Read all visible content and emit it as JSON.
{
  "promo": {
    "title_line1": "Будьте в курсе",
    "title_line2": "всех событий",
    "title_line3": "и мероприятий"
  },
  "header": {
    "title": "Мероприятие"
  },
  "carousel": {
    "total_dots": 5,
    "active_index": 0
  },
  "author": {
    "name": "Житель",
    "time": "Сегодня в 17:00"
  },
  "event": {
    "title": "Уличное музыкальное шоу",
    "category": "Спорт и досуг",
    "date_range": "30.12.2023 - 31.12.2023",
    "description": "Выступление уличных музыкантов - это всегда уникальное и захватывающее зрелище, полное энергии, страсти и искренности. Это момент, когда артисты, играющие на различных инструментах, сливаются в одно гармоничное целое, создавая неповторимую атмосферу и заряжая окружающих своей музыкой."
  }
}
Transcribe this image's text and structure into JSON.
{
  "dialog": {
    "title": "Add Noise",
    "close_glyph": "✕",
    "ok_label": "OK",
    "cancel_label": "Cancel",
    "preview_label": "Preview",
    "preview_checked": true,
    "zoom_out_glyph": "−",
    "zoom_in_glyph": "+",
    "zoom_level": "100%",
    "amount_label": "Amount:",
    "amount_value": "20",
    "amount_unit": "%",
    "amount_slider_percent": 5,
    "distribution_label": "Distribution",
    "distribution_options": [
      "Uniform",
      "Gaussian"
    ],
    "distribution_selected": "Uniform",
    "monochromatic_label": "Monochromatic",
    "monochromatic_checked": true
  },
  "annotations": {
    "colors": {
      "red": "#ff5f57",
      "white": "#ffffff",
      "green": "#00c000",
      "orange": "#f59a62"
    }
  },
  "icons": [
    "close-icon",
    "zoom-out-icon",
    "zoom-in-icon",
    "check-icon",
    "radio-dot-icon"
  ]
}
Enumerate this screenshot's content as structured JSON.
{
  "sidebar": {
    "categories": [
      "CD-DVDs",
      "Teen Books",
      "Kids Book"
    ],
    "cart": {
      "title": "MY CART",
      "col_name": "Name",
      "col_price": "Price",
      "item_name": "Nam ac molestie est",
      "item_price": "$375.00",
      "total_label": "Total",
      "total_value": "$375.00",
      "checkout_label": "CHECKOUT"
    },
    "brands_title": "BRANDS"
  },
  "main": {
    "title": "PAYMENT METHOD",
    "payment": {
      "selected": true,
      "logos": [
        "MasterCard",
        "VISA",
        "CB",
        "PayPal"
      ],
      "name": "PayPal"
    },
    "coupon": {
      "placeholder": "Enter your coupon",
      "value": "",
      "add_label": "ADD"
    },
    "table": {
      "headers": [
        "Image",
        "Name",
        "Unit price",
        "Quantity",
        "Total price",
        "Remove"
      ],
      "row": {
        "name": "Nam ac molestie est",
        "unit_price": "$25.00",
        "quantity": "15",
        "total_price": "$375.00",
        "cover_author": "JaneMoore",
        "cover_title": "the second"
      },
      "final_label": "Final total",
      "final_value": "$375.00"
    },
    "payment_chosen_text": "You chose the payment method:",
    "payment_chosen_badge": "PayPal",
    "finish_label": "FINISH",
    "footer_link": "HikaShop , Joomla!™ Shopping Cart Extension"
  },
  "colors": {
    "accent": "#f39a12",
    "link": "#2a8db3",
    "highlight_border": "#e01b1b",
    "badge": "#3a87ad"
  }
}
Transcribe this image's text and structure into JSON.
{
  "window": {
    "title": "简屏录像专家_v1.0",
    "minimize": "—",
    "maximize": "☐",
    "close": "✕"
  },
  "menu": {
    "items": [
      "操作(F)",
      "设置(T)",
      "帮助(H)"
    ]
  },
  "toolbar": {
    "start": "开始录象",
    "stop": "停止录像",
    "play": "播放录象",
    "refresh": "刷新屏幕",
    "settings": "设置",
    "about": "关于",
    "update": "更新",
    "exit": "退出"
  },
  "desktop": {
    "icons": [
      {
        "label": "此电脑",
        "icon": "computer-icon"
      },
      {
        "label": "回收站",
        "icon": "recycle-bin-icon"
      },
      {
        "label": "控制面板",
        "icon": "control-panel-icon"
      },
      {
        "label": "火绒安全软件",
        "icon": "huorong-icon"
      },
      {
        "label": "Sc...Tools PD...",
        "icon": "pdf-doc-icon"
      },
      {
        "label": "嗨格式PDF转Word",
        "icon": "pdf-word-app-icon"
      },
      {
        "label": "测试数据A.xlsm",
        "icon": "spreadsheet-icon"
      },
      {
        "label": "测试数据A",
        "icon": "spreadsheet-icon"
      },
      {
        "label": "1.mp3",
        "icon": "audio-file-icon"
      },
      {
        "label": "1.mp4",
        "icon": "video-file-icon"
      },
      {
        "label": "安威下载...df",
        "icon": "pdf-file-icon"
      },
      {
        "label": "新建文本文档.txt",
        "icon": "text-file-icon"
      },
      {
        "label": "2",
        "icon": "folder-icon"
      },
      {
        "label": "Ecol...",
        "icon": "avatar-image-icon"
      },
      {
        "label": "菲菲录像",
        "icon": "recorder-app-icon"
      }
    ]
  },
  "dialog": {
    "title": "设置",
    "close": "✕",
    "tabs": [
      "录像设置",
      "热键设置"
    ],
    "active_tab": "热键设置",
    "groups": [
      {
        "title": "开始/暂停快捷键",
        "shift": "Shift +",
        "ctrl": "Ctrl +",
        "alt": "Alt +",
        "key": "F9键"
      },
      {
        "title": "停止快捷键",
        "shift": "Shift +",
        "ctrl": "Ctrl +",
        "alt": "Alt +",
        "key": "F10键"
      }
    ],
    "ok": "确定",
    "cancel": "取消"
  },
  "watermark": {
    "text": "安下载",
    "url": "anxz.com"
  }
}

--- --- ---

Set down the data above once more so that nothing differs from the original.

Exercise output ->
Read all visible content and emit it as JSON.
{
  "promo": {
    "title_line1": "Будьте в курсе",
    "title_line2": "всех событий",
    "title_line3": "и мероприятий"
  },
  "header": {
    "title": "Мероприятие"
  },
  "carousel": {
    "total_dots": 5,
    "active_index": 0
  },
  "author": {
    "name": "Житель",
    "time": "Сегодня в 17:00"
  },
  "event": {
    "title": "Уличное музыкальное шоу",
    "category": "Спорт и досуг",
    "date_range": "30.12.2023 - 31.12.2023",
    "description": "Выступление уличных музыкантов - это всегда уникальное и захватывающее зрелище, полное энергии, страсти и искренности. Это момент, когда артисты, играющие на различных инструментах, сливаются в одно гармоничное целое, создавая неповторимую атмосферу и заряжая окружающих своей музыкой."
  }
}
Transcribe this image's text and structure into JSON.
{
  "dialog": {
    "title": "Add Noise",
    "close_glyph": "✕",
    "ok_label": "OK",
    "cancel_label": "Cancel",
    "preview_label": "Preview",
    "preview_checked": true,
    "zoom_out_glyph": "−",
    "zoom_in_glyph": "+",
    "zoom_level": "100%",
    "amount_label": "Amount:",
    "amount_value": "20",
    "amount_unit": "%",
    "amount_slider_percent": 5,
    "distribution_label": "Distribution",
    "distribution_options": [
      "Uniform",
      "Gaussian"
    ],
    "distribution_selected": "Uniform",
    "monochromatic_label": "Monochromatic",
    "monochromatic_checked": true
  },
  "annotations": {
    "colors": {
      "red": "#ff5f57",
      "white": "#ffffff",
      "green": "#00c000",
      "orange": "#f59a62"
    }
  },
  "icons": [
    "close-icon",
    "zoom-out-icon",
    "zoom-in-icon",
    "check-icon",
    "radio-dot-icon"
  ]
}
Enumerate this screenshot's content as structured JSON.
{
  "sidebar": {
    "categories": [
      "CD-DVDs",
      "Teen Books",
      "Kids Book"
    ],
    "cart": {
      "title": "MY CART",
      "col_name": "Name",
      "col_price": "Price",
      "item_name": "Nam ac molestie est",
      "item_price": "$375.00",
      "total_label": "Total",
      "total_value": "$375.00",
      "checkout_label": "CHECKOUT"
    },
    "brands_title": "BRANDS"
  },
  "main": {
    "title": "PAYMENT METHOD",
    "payment": {
      "selected": true,
      "logos": [
        "MasterCard",
        "VISA",
        "CB",
        "PayPal"
      ],
      "name": "PayPal"
    },
    "coupon": {
      "placeholder": "Enter your coupon",
      "value": "",
      "add_label": "ADD"
    },
    "table": {
      "headers": [
        "Image",
        "Name",
        "Unit price",
        "Quantity",
        "Total price",
        "Remove"
      ],
      "row": {
        "name": "Nam ac molestie est",
        "unit_price": "$25.00",
        "quantity": "15",
        "total_price": "$375.00",
        "cover_author": "JaneMoore",
        "cover_title": "the second"
      },
      "final_label": "Final total",
      "final_value": "$375.00"
    },
    "payment_chosen_text": "You chose the payment method:",
    "payment_chosen_badge": "PayPal",
    "finish_label": "FINISH",
    "footer_link": "HikaShop , Joomla!™ Shopping Cart Extension"
  },
  "colors": {
    "accent": "#f39a12",
    "link": "#2a8db3",
    "highlight_border": "#e01b1b",
    "badge": "#3a87ad"
  }
}
Transcribe this image's text and structure into JSON.
{
  "window": {
    "title": "简屏录像专家_v1.0",
    "minimize": "—",
    "maximize": "☐",
    "close": "✕"
  },
  "menu": {
    "items": [
      "操作(F)",
      "设置(T)",
      "帮助(H)"
    ]
  },
  "toolbar": {
    "start": "开始录象",
    "stop": "停止录像",
    "play": "播放录象",
    "refresh": "刷新屏幕",
    "settings": "设置",
    "about": "关于",
    "update": "更新",
    "exit": "退出"
  },
  "desktop": {
    "icons": [
      {
        "label": "此电脑",
        "icon": "computer-icon"
      },
      {
        "label": "回收站",
        "icon": "recycle-bin-icon"
      },
      {
        "label": "控制面板",
        "icon": "control-panel-icon"
      },
      {
        "label": "火绒安全软件",
        "icon": "huorong-icon"
      },
      {
        "label": "Sc...Tools PD...",
        "icon": "pdf-doc-icon"
      },
      {
        "label": "嗨格式PDF转Word",
        "icon": "pdf-word-app-icon"
      },
      {
        "label": "测试数据A.xlsm",
        "icon": "spreadsheet-icon"
      },
      {
        "label": "测试数据A",
        "icon": "spreadsheet-icon"
      },
      {
        "label": "1.mp3",
        "icon": "audio-file-icon"
      },
      {
        "label": "1.mp4",
        "icon": "video-file-icon"
      },
      {
        "label": "安威下载...df",
        "icon": "pdf-file-icon"
      },
      {
        "label": "新建文本文档.txt",
        "icon": "text-file-icon"
      },
      {
        "label": "2",
        "icon": "folder-icon"
      },
      {
        "label": "Ecol...",
        "icon": "avatar-image-icon"
      },
      {
        "label": "菲菲录像",
        "icon": "recorder-app-icon"
      }
    ]
  },
  "dialog": {
    "title": "设置",
    "close": "✕",
    "tabs": [
      "录像设置",
      "热键设置"
    ],
    "active_tab": "热键设置",
    "groups": [
      {
        "title": "开始/暂停快捷键",
        "shift": "Shift +",
        "ctrl": "Ctrl +",
        "alt": "Alt +",
        "key": "F9键"
      },
      {
        "title": "停止快捷键",
        "shift": "Shift +",
        "ctrl": "Ctrl +",
        "alt": "Alt +",
        "key": "F10键"
      }
    ],
    "ok": "确定",
    "cancel": "取消"
  },
  "watermark": {
    "text": "安下载",
    "url": "anxz.com"
  }
}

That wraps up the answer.